→ The problem: Write out each line of the entries below that holds the word "characteristics".
:: Records provided
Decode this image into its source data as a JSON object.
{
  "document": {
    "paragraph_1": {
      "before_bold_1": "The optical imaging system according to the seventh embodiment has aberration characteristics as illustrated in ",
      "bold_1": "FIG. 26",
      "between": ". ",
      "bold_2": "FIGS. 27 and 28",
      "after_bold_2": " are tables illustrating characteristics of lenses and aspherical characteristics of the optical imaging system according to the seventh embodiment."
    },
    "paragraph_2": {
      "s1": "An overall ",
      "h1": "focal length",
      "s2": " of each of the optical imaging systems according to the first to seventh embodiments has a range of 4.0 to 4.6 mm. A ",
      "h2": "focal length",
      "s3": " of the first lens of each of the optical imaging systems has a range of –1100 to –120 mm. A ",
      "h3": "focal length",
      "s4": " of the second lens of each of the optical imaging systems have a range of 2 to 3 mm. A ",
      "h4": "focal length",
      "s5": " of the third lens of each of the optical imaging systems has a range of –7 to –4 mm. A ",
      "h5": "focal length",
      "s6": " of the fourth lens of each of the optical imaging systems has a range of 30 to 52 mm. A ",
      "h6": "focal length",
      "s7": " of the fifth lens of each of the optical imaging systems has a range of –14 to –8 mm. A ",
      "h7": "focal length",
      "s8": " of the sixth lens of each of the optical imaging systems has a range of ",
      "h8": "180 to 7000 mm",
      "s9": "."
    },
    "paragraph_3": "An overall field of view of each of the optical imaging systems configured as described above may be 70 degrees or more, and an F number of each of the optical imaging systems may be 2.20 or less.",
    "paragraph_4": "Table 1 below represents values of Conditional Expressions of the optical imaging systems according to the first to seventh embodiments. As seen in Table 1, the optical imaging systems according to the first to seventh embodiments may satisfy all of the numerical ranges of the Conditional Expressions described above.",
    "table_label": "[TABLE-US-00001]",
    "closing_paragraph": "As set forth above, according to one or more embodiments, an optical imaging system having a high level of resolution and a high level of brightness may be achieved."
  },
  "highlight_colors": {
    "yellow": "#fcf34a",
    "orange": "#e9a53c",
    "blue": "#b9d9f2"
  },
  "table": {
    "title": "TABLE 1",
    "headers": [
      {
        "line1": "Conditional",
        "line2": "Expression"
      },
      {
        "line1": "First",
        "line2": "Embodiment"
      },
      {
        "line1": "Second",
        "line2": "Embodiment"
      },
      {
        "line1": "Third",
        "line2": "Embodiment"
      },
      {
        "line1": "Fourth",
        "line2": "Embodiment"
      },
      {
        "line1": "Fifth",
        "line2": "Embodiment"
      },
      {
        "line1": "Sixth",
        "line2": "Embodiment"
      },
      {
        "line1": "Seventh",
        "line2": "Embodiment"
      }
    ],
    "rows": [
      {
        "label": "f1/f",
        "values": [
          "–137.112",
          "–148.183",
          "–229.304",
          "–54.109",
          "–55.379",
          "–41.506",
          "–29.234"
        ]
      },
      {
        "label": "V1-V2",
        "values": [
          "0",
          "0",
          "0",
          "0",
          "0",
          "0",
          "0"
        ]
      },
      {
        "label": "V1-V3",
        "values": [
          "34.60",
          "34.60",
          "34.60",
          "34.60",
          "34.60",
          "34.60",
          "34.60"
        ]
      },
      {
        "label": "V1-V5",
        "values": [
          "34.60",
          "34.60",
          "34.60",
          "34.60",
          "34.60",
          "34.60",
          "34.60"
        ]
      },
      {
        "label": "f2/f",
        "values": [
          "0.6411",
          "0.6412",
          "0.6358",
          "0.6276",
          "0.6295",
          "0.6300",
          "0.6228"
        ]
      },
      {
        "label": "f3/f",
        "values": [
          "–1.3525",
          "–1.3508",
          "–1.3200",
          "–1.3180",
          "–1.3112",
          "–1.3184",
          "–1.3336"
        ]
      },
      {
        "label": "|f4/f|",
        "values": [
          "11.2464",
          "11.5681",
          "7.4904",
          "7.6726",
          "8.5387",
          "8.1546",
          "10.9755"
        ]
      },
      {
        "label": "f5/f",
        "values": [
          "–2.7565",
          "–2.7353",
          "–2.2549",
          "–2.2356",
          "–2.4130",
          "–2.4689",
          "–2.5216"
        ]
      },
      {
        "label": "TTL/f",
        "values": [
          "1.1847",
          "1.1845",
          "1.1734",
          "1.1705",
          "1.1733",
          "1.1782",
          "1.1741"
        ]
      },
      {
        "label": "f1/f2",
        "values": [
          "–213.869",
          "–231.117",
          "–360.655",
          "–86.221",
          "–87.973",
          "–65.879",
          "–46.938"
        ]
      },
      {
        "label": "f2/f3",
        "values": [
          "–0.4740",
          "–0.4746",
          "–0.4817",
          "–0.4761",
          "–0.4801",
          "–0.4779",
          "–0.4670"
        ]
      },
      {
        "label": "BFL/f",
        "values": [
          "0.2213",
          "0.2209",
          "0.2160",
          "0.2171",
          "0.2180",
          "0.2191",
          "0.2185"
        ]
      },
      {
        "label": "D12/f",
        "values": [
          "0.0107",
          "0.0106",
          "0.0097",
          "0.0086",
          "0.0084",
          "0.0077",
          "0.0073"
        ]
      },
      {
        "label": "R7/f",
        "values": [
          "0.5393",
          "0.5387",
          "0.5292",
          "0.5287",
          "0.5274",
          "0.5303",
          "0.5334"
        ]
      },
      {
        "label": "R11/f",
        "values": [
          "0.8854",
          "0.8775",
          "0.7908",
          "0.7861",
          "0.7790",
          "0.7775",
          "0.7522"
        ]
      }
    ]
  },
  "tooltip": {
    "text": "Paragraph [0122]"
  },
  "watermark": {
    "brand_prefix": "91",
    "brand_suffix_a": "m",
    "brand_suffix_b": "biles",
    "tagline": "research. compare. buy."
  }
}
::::
→ Problem solution:
      "before_bold_1": "The optical imaging system according to the seventh embodiment has aberration characteristics as illustrated in ",
      "after_bold_2": " are tables illustrating characteristics of lenses and aspherical characteristics of the optical imaging system according to the seventh embodiment."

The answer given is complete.